(WHAT TO DO): Check every line of the data below for the string "time", and copy the ones that hold it.

(DATASET EXCERPTS):
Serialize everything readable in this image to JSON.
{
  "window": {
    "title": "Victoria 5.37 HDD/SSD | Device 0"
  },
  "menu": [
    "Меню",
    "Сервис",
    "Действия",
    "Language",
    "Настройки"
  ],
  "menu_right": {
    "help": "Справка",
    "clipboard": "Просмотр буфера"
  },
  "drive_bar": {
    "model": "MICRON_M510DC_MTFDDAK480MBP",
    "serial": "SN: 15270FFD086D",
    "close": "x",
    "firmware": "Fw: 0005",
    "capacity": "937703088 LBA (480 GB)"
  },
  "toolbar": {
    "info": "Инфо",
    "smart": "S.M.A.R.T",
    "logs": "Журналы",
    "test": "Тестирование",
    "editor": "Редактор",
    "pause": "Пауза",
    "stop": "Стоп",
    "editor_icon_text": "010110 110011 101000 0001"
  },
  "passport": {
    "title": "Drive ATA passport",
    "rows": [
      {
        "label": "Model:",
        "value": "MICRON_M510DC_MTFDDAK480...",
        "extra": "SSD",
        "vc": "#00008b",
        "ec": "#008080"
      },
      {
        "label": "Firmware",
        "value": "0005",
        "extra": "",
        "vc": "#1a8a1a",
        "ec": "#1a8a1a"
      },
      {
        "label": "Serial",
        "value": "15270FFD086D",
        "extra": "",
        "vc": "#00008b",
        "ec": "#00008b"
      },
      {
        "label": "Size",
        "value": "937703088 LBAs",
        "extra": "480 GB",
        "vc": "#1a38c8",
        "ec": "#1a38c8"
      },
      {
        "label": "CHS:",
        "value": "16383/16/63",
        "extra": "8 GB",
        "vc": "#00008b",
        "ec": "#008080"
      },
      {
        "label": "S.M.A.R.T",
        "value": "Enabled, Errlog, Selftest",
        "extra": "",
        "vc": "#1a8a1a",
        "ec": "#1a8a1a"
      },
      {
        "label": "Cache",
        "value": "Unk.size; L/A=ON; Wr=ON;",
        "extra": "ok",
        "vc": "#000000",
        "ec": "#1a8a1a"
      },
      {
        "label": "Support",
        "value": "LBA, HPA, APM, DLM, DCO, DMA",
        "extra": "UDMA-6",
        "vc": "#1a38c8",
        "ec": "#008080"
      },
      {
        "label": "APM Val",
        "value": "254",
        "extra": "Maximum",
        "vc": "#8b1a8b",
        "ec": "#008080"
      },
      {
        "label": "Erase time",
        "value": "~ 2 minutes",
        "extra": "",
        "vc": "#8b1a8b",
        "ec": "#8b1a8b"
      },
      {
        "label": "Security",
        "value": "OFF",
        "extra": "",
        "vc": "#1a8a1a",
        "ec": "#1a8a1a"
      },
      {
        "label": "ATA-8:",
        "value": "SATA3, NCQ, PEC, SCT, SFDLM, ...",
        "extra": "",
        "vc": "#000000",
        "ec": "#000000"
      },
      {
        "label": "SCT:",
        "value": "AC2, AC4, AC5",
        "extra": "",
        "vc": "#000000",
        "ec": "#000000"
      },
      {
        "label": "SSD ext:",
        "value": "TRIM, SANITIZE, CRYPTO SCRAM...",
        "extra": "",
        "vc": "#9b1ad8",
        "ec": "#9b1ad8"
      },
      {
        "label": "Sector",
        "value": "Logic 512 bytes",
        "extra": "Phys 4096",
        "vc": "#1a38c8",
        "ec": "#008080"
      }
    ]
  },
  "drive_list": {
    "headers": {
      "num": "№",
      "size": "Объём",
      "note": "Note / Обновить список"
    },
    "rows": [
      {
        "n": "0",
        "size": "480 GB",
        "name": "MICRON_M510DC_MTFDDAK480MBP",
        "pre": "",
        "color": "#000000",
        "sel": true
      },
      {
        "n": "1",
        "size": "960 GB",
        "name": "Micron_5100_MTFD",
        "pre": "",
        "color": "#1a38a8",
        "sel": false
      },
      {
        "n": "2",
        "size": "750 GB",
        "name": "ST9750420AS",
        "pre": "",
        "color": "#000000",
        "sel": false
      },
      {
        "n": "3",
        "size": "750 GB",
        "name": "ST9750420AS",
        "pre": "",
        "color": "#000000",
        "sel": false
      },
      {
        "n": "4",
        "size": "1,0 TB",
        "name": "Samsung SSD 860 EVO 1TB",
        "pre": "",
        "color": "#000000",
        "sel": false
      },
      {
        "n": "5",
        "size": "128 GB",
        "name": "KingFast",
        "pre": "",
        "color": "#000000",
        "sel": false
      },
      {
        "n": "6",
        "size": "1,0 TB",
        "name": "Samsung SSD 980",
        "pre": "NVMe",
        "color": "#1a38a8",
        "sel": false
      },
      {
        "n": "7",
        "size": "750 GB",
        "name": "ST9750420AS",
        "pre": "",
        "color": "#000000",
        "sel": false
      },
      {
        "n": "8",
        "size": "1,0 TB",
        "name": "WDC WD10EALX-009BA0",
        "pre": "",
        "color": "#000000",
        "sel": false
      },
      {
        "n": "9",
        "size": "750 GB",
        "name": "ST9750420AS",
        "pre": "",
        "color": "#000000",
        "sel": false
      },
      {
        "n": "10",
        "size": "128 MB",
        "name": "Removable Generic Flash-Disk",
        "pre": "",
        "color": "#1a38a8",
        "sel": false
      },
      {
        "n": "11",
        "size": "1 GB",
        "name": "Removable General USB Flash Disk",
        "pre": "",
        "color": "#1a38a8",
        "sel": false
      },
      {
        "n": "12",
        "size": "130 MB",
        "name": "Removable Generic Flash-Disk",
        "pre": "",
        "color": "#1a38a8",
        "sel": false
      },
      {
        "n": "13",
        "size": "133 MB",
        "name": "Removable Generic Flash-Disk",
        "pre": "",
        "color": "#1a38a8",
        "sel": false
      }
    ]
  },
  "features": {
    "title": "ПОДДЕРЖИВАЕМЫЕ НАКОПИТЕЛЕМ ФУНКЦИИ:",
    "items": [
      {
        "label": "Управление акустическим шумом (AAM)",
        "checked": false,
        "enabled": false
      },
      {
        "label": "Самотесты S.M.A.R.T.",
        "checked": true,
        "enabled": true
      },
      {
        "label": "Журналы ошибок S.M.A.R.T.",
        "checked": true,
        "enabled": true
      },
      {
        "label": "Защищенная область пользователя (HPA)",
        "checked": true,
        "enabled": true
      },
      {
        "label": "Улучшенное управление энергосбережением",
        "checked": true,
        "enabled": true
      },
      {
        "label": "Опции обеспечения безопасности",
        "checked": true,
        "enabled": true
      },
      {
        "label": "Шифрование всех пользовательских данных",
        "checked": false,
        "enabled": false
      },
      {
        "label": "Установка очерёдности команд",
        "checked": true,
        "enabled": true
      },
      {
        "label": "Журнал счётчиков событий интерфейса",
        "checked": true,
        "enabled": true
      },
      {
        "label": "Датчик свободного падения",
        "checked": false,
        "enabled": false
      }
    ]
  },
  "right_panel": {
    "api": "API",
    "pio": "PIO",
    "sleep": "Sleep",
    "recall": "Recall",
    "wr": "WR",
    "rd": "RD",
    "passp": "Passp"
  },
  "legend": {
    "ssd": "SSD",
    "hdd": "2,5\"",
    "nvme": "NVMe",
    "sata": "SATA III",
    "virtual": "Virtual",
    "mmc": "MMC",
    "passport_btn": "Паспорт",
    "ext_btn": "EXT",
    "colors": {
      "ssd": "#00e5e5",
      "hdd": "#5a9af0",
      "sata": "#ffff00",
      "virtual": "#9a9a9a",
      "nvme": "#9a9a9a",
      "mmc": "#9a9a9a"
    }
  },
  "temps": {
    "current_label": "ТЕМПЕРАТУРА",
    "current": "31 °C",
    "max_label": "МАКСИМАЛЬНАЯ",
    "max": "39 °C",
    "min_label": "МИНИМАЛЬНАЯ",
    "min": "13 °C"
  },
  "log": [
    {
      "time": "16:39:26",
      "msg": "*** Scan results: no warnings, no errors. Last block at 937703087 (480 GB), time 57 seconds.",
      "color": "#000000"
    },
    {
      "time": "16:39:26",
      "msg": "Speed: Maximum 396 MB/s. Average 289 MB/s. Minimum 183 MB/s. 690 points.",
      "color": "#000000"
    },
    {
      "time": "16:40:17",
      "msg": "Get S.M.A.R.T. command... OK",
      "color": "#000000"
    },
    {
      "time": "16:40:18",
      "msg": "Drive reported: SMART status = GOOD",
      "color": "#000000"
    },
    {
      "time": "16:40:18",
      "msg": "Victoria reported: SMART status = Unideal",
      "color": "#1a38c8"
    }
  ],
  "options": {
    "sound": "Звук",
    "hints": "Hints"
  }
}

(WRITTEN ANSWER):
        "label": "Erase time",
      "time": "16:39:26",
      "msg": "*** Scan results: no warnings, no errors. Last block at 937703087 (480 GB), time 57 seconds.",
      "time": "16:39:26",
      "time": "16:40:17",
      "time": "16:40:18",
      "time": "16:40:18",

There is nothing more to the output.